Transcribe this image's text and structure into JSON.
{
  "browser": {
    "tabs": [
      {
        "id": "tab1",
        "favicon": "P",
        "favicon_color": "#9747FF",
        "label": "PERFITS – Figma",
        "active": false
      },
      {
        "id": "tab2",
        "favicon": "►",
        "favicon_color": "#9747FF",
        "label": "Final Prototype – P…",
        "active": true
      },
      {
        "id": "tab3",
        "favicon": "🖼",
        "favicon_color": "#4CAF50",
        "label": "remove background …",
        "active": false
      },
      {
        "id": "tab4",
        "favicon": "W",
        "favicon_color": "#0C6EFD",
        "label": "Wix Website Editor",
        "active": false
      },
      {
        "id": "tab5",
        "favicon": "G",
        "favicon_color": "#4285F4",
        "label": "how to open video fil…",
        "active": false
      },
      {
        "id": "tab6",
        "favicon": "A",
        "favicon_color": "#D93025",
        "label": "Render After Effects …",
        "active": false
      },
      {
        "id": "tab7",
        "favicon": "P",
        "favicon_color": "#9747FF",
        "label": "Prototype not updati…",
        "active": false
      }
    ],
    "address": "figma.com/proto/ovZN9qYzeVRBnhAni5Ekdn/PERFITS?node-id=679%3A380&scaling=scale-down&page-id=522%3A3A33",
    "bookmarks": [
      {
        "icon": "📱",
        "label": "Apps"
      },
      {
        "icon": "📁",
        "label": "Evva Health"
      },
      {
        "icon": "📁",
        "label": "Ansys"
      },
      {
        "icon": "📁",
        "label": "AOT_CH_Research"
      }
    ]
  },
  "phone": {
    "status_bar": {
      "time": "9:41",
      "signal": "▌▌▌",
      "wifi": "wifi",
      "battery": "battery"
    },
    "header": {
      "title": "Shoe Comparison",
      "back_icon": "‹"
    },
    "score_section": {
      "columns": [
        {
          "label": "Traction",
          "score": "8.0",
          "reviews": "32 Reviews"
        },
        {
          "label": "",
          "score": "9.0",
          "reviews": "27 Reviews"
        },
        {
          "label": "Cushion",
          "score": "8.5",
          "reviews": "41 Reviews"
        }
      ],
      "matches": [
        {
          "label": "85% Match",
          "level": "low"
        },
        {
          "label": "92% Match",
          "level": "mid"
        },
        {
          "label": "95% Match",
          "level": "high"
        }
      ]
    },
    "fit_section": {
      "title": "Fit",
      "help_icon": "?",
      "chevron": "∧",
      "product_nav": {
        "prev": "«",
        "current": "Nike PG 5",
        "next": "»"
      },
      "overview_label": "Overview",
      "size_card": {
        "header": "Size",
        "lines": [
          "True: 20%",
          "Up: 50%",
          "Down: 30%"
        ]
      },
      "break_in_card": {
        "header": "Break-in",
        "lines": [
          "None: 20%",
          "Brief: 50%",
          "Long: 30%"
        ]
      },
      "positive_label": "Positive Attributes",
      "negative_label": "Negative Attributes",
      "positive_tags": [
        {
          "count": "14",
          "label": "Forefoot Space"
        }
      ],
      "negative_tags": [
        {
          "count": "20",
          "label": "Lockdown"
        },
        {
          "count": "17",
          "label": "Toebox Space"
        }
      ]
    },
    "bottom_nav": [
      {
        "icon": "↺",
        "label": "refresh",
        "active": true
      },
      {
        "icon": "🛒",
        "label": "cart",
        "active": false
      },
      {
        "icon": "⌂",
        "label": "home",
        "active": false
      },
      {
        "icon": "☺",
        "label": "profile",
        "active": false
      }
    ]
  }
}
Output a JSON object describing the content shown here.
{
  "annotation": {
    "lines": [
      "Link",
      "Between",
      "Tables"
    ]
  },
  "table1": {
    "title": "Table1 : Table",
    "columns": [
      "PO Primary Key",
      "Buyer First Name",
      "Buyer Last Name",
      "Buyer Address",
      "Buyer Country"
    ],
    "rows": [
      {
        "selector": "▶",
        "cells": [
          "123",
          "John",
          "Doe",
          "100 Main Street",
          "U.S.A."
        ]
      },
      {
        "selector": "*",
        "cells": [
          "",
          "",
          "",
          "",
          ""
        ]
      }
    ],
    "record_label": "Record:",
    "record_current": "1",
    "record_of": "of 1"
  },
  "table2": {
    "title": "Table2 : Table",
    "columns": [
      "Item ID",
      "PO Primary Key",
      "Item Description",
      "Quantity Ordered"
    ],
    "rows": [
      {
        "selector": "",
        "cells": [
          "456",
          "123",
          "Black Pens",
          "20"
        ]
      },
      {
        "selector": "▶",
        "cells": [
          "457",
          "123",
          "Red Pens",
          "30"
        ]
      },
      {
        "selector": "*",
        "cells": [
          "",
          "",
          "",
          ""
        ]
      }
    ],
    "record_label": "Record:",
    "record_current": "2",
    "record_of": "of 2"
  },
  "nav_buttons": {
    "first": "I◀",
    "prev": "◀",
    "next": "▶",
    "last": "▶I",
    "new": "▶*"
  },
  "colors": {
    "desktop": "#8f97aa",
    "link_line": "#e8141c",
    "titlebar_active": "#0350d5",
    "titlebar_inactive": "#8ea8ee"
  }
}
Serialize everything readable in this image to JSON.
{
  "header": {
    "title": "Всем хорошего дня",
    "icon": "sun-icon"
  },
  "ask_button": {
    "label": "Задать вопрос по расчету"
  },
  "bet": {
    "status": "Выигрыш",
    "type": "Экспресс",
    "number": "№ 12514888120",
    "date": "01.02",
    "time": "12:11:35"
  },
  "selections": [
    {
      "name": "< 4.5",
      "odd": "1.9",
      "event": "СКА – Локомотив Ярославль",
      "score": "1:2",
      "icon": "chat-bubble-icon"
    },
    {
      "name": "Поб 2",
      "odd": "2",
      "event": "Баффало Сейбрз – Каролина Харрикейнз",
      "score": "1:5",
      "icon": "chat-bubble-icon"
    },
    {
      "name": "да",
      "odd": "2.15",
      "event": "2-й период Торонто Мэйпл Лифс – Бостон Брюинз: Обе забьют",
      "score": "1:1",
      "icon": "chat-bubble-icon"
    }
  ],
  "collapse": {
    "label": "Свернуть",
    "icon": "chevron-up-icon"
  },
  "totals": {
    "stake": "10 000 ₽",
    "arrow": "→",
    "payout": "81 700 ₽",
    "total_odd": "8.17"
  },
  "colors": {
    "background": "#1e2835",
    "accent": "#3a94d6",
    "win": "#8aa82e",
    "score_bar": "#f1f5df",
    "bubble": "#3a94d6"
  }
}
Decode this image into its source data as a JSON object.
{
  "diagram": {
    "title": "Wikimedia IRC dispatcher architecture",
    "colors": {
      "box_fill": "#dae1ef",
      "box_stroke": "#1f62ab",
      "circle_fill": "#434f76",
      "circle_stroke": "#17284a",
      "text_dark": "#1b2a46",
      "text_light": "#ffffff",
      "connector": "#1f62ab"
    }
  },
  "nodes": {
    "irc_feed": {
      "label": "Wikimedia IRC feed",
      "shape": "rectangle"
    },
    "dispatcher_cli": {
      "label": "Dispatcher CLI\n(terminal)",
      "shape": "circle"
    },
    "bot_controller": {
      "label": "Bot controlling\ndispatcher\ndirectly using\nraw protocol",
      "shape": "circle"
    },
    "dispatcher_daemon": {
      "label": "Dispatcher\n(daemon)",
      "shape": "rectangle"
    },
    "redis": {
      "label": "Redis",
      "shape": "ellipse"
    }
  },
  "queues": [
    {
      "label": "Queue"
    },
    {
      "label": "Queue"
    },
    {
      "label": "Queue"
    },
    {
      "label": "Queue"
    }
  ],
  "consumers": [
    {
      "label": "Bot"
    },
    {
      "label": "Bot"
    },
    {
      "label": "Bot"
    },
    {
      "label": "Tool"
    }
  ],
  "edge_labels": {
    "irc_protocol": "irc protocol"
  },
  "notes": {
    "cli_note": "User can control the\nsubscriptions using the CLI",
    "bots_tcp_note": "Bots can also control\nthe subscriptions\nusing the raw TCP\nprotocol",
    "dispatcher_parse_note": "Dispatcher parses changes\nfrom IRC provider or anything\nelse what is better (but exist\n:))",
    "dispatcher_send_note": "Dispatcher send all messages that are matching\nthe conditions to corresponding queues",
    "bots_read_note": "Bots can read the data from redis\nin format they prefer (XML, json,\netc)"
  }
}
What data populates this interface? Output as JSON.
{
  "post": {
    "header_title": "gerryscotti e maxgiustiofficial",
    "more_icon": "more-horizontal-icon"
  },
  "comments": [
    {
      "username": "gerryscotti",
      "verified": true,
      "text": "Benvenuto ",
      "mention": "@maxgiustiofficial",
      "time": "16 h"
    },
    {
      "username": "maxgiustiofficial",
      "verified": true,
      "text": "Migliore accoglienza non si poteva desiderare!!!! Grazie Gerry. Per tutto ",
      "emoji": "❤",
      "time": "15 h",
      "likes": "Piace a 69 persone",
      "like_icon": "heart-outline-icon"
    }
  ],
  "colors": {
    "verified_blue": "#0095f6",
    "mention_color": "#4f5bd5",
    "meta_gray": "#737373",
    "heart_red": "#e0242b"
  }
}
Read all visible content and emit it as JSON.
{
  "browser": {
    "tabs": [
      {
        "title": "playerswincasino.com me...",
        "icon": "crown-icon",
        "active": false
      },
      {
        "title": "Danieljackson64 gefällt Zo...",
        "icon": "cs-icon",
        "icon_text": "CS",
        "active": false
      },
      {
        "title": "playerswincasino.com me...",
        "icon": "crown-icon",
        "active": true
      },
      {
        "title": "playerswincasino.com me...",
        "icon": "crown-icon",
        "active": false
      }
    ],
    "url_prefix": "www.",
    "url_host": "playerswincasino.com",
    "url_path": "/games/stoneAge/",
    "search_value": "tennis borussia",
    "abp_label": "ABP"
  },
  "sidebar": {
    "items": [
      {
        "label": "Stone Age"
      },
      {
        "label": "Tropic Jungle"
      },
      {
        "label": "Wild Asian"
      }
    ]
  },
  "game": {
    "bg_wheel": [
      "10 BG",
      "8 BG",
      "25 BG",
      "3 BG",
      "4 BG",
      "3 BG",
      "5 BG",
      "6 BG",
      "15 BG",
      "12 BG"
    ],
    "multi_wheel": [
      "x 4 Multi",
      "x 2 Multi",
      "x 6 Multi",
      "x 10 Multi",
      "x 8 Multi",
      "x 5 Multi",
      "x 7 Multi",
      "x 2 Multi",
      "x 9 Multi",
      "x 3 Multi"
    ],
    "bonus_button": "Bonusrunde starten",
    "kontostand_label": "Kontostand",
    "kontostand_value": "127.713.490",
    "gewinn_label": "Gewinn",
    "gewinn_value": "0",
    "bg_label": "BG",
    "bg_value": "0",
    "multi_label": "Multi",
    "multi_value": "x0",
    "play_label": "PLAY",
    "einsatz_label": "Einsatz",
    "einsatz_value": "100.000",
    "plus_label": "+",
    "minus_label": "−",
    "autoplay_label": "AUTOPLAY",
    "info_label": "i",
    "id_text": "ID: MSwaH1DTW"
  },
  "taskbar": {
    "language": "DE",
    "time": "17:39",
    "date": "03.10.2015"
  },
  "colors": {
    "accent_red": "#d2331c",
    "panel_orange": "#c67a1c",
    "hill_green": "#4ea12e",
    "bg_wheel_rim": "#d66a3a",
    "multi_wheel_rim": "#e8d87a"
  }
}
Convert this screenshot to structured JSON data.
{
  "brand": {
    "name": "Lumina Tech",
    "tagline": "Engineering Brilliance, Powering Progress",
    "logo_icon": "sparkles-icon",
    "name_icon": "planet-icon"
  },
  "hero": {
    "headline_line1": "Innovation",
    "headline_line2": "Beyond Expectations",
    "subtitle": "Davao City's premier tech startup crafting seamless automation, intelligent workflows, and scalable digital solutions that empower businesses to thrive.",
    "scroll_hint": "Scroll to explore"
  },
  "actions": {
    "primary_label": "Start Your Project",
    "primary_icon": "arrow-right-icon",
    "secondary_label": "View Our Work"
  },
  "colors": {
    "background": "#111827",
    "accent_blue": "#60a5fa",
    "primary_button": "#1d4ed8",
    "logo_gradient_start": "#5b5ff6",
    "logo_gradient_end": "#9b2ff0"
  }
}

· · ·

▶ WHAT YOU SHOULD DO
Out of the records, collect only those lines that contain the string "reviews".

▶ TASK ANSWER
          "reviews": "32 Reviews"
          "reviews": "27 Reviews"
          "reviews": "41 Reviews"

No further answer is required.